  • Digesters, with or without enzymes, which process food waste into greywater and flush to local waste water treatment plants. With this technology, prioritize options that use enzymes to minimize nutrient loading on local waste water treatment plants (remember to check local regulations) and only use equipment that incorporates measurement technology. Weighing waste allows you to track how prevention activities impact generation over time
  • Dehydrators, which can reduce the volume of food waste by up to 70%, minimizing waste hauling costs.

Learn more about technology options for your kitchen.

Step 3: Train Staff

Once a hauler or other landfill diversion system has been designated, train all staff that dispose of underutilized food to prevent contamination in food waste bins. Training should be directed at stewarding staff, including temporary and overnight support staff. This will take several weeks of reinforcement before operations begin to run smoothly.

Diversion for Animal Consumption

While donation to feed the less fortunate takes priority, further down the chain, there is also significant benefit to re-routing food for animal feed over other diversion strategies. Unlike composting or onsite processing, feeding animals saves

  1. Disposal resources,
  2. Methane emissions resulting from landfill disposal, and
  3. Resources necessary to produce more animal feed.

Animal feed programs can often complement traditional donation programs, as some food that is inedible for human consumption is still appropriate for animals.

Feeding Animals Food Scraps

The Hotel Hershey established a partnership with ZooAmerica to divert food scrapes for animal feed. The hotel diverts much of its kitchen waste – lettuce scraps, bread from buffets, and meat trimmings which would not be fit for human consumption – to the zoo, reducing landfill waste.
Hog farms and animal feed suppliers are other potential outlets for food not fit for people. Investigate your local options and start an untraditional partnership.

Step 4: Collect Data

As with donation, collecting data via reports from haulers or on-site management software is essential to assessing progress against goals, understanding continued problem areas, and establishing new goals. This data can contribute to a holistic understanding of your operations and continued areas for improvement.
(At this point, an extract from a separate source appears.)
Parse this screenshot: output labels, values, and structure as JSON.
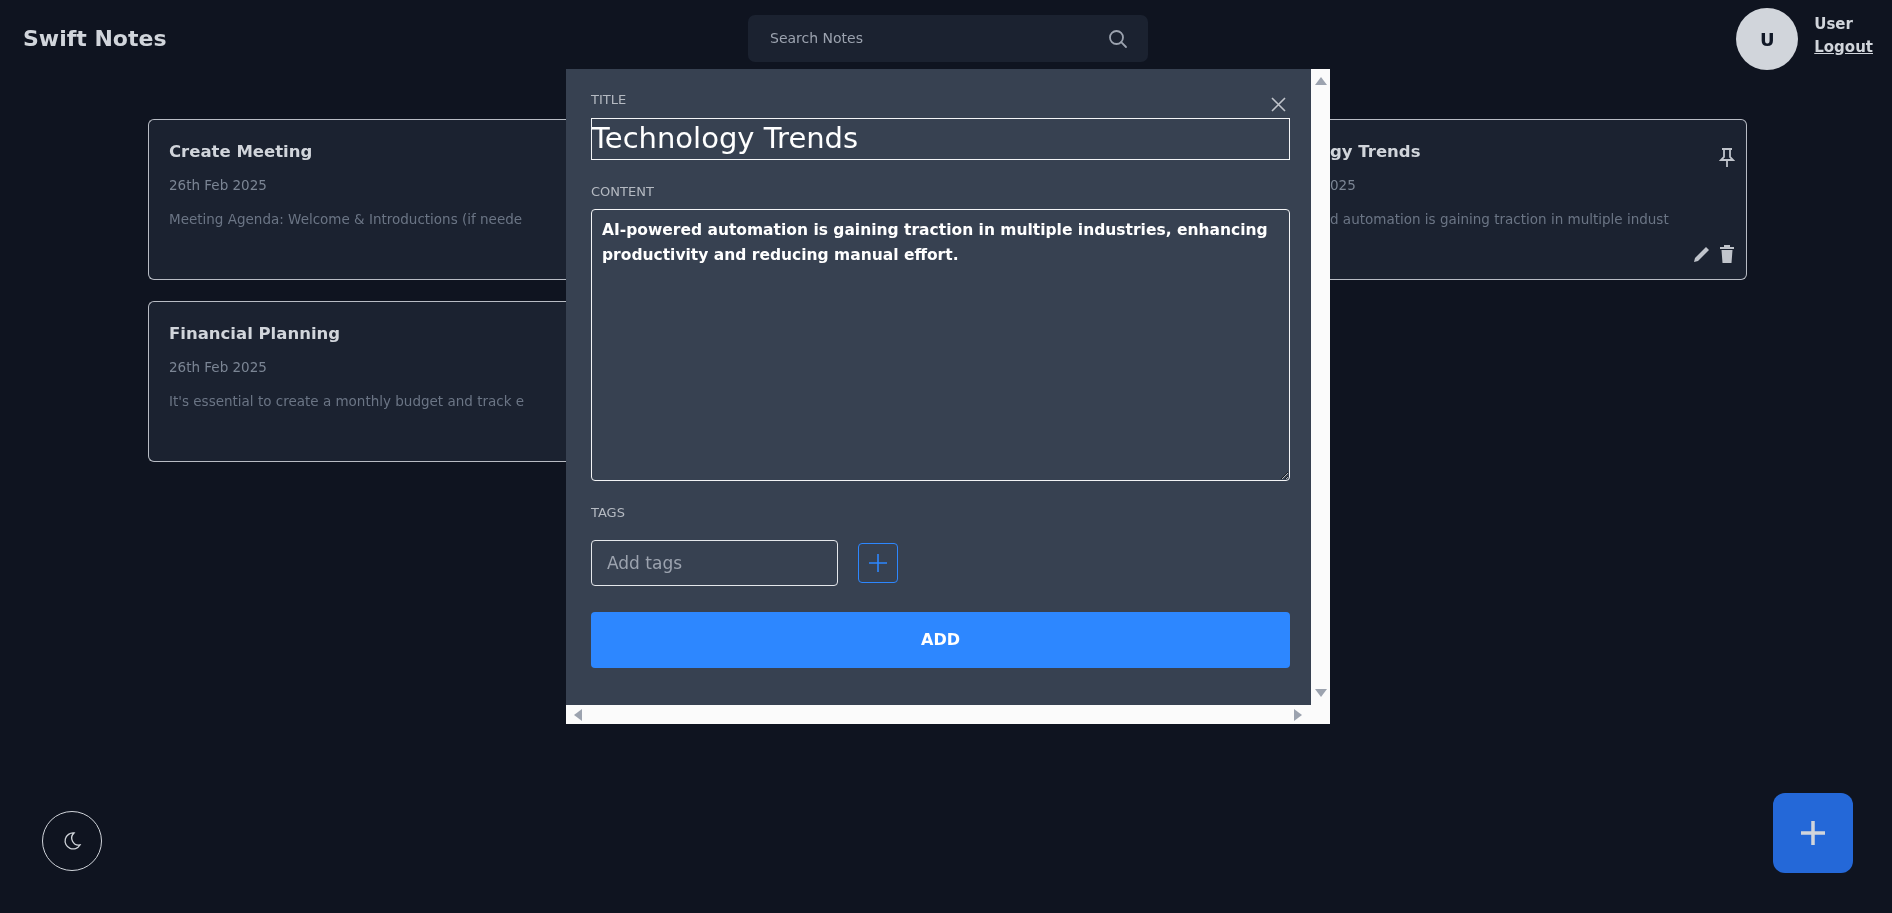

Creating a compost program can be daunting and requires continual upkeep. But with dedicated staff and resources it can be accomplished in as few as 4 weeks. The Fairmont Washington D.C., Georgetown had no prior separation system in place before WWF’s project. Within a month, the property found a local compost hauler that could handle their volume, established a contract, and began separating their organic waste, thanks to a dedicated Steward with help from the Sustainability Team. They decreased trash compactor pulls and lowered waste bills.